The US market is quiet, if not dead, but you still see a number of emerging market deals in Europe which is testament to the investor base over there.

Despite a difficult underlying government bond market we are seeing good demand for emerging market product.

Since last week we have probably seen the 10 year German Bund fall two points."

"...the deal will sell itself because there is just not any Brazilian paper in euros and they are getting good press in Europe at the moment, so it was a natural.

However, it will take a few days to see whether Eu700m was too much or not.

We have seen Eu100m trade across the screens, which means that some of it did not go to good hands. They may have overallocated some accounts."

"...it looks like it is doing well. The deal is trading well on the broker screens. It is at 99.50 to 99.55 so it is trading above the re-offer.

First of all the market has been much better since the US has announced a neutral bias toward tightening, at least better than a few weeks ago.

Secondly there has been a lot of Argentine paper and there was a need for diversification and Brazil has done well in the past with European transactions.

Also three years is a good maturity. There are not a lot of sovereigns coming to the three year sector.

The deal also has a nice coupon so we expect it will continue to sell into retail."


n Société des Ciments Libanais

Amount: $85m

Maturity: July 16, 2006

Issue/fixed re-offer price: 100.00

Coupon: 10%

Spread at re-offer: 399bp over USTs

Launched: Wednesday July 7

Lead mgr: Warburg Dillon Read

Bookrunner's comment:

This is probably the most complicated issue out of the Middle East to date and represents a restructuring of the outstanding bond liabilities of SCL. As such it was more of a corporate finance/financial engineering exercise than a straightforward Eurobond and took about two months to put together.

This transaction involves an exchange offer for SCL's $50m 9% of January 2003 amortising issue - the first Euromarket offering by a Lebanese corporate - and a new money tranche to restructure a $35m domestic bond with the same maturity.

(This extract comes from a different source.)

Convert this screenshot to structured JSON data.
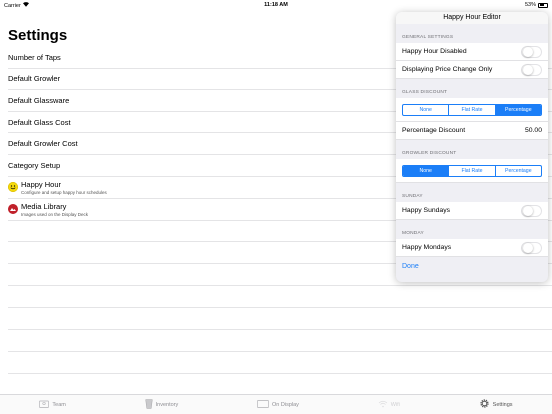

The end result is a seven year bullet transaction which gives SCL a much more efficient debt structure which should help it to implement its business plan which involves expanding beyond Lebanon, where it is facing growing competition, into other Middle Eastern countries such as Syria and Egypt.

Our placement was overwhelmingly to banks in Lebanon and some in Switzerland. They were attracted by the double-digit yield and the rare opportunity to buy Lebanese corporate debt.

Market appraisal:

"...we saw keen interest in this issue from Lebanese institutions which know the SCL name and like the fact that Holderbank of Switzerland has a 53% stake in it.

The pricing was seen as attractive and so investors were happy to take a buy-and-hold position in the deal."

  • 08 Jul 1999

All International Bonds

Rank Lead Manager Amount $bn No of issues Share %
  • Last updated
  • Today
1 JPMorgan 92.59 388 8.96%
2 Citi 85.30 278 8.25%
3 BofA Securities 63.15 265 6.11%
4 Barclays 58.01 223 5.61%
5 Deutsche Bank 55.74 184 5.39%

Bookrunners of All Syndicated Loans EMEA

Rank Lead Manager Amount $bn No of issues Share %
  • Last updated
  • Today
1 BNP Paribas 60.87 123 14.06%
2 Credit Agricole CIB 28.59 93 6.60%
3 Santander 25.41 90 5.87%
4 JPMorgan 23.88 61 5.52%
5 UniCredit 21.51 103 4.97%

Bookrunners of all EMEA ECM Issuance

Rank Lead Manager Amount $bn No of issues Share %
  • Last updated
  • Today
1 Goldman Sachs 2.07 11 10.42%
2 BofA Securities 1.40 6 7.01%
3 Citi 1.37 7 6.87%
4 Morgan Stanley 1.36 6 6.85%
5 JPMorgan 1.31 7 6.59%